I greatly praise the Lord, worn out and weary, needing a new sermon for tomorrow, He led me to your website, so perfect , so well done, questions are just what I wanted to bring a new dimension into my work, so simple but so effective. I am Chaplain in a Retirement Village, 500 residents and 250 staff, besides visiting I take weekly service in the Hospital and Resthome where many have dementia. Also a monthly service for residents. It is so refreshing to have your work available. May you and your whole family be greatly blessed for your hard work, love for the elderly and your generosity towards the multitudes you are blessing, Thankyou,Thankyou, Thankyou. Love and Blessings in Christ.
Hephzibah Smith, Northland, New Zealand
Hephzibah, bless you for this note, and even more for your sacrificial love for your residents and staff. I can only imagine how exhausting it is with that many people to serve! You’re exactly the kind of person I had in mind when I put these resources online, so I’m grateful to God that you found the site. I’m updating the materials all the time, so keep checking in, and know that I am praying for you, that you would be filled with the Spirit’s grace and mercy while you pour yourself out in service to others.
I have been thinking and praying about offering a Memory Care service while the caregivers attend the regular service. I am qualified, an Occupational Therapy Assistant with a degree in Gerontology and a post grad in Dementia Therapy.
Of course there would be at least one other responsible person. I have some concerns about liability issues. Do you know of other churches using this format?
Pamela, I love and bless you for wanting to do this!

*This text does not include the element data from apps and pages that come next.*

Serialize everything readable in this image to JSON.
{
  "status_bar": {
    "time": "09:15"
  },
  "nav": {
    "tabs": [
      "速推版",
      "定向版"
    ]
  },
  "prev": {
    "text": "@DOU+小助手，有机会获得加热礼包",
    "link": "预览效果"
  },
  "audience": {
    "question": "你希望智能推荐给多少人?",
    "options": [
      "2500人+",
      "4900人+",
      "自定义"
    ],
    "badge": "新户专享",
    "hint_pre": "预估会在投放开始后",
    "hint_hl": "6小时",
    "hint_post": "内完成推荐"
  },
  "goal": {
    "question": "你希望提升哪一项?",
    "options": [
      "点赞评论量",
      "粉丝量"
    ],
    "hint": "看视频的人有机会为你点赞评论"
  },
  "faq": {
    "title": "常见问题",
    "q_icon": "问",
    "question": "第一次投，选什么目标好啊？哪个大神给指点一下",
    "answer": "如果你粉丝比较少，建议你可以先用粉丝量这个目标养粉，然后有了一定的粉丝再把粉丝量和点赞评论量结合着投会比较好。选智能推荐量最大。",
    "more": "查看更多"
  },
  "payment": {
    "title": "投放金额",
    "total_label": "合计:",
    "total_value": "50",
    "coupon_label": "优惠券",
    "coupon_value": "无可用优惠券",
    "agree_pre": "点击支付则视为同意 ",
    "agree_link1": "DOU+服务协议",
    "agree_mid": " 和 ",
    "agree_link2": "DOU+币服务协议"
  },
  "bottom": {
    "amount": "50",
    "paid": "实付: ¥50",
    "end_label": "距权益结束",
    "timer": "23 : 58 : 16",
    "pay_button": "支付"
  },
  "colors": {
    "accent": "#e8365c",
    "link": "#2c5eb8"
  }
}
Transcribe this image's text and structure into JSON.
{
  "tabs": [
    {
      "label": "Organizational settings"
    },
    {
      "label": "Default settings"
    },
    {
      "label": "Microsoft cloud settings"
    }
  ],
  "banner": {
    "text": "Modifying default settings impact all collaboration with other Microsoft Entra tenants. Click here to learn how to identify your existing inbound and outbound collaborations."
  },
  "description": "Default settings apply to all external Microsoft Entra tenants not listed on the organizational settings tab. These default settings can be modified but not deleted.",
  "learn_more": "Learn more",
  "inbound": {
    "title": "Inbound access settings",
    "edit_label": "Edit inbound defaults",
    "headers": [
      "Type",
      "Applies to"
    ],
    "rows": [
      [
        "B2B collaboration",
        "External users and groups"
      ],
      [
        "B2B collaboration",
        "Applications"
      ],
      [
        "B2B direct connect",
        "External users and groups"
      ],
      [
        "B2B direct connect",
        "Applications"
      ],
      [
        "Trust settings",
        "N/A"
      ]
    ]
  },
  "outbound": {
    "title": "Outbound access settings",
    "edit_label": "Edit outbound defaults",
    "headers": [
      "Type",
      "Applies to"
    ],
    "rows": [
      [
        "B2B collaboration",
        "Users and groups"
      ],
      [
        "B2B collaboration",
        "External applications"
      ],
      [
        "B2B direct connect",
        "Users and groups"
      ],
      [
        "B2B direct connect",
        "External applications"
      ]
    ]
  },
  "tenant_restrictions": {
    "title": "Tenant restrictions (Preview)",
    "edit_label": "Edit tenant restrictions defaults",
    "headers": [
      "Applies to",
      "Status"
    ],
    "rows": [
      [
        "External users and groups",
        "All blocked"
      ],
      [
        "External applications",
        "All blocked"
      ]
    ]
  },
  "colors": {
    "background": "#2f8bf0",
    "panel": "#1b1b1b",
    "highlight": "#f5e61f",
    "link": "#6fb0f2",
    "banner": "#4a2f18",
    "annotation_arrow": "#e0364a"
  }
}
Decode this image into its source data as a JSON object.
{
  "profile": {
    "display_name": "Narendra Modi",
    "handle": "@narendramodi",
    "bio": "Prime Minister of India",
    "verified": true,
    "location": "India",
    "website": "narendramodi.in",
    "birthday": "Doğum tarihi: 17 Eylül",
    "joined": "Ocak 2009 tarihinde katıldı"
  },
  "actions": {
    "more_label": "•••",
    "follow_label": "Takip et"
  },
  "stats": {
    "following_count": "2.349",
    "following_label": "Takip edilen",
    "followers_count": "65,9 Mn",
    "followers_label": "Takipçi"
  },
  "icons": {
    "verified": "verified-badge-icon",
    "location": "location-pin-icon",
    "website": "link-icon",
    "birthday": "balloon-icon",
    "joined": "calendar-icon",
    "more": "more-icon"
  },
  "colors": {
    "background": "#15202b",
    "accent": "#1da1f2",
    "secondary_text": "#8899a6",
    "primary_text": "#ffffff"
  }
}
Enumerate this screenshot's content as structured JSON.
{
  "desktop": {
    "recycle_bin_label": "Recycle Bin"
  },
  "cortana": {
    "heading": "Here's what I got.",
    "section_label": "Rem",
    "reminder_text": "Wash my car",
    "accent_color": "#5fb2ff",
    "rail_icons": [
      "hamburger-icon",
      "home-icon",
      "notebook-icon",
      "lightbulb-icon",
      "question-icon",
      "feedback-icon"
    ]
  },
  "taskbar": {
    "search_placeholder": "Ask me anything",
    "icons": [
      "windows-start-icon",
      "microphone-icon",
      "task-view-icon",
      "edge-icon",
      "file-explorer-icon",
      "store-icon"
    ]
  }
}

Although my calling is to bring church into long-term memory care communities, I’m definitely aware that many churches want to become more dementia-friendly in numerous ways. Personally, I’m a big fan of educating congregations to be able to welcome people living with dementia and for everyone to worship together. However, a special, separate service for people with dementia can also be a good idea, especially to offer caregivers a break. A couple of sources you might want to check out: https://www.usagainstalzheimers.org/networks/faith and http://www.actonalz.org/sites/default/files/documents/Dementia-Friendly-Church-Guide.pdf (UK). You can also google “dementia-friendly church” and you’ll find lots of sources. I’d be happy to chat with you and/or your church leaders if you have any questions.
I am a nurse in a small assisted living facility. We are currently without an activity director. I am a Christian and love speaking and doing devotions and Bible study so when I came across this site I was excited beause I have agreed to do the daily devotion with the residents. When I was a much younger woman with small children and no time to go back to school, I taught a Bible study on Amos to kids.It had a side bar on Chaplaincy and I was so drawn in by that. I truly wanted to be a chaplain but circumstances at the time prevented it. I believe God led me to this site because I found the link to the chaplaincy program included. I have a servant’s heart –my joy comes from serving others in whatever capacity they need to be served. Thank you for sharing this site.
Wanda, I’m not sure why I didn’t see your note until now, nearly 8 months later! My apologies for not responding! Thank you for your love for elders, and I hope you’ve been able to pursue your dream of chaplaincy in the Lord’s timing.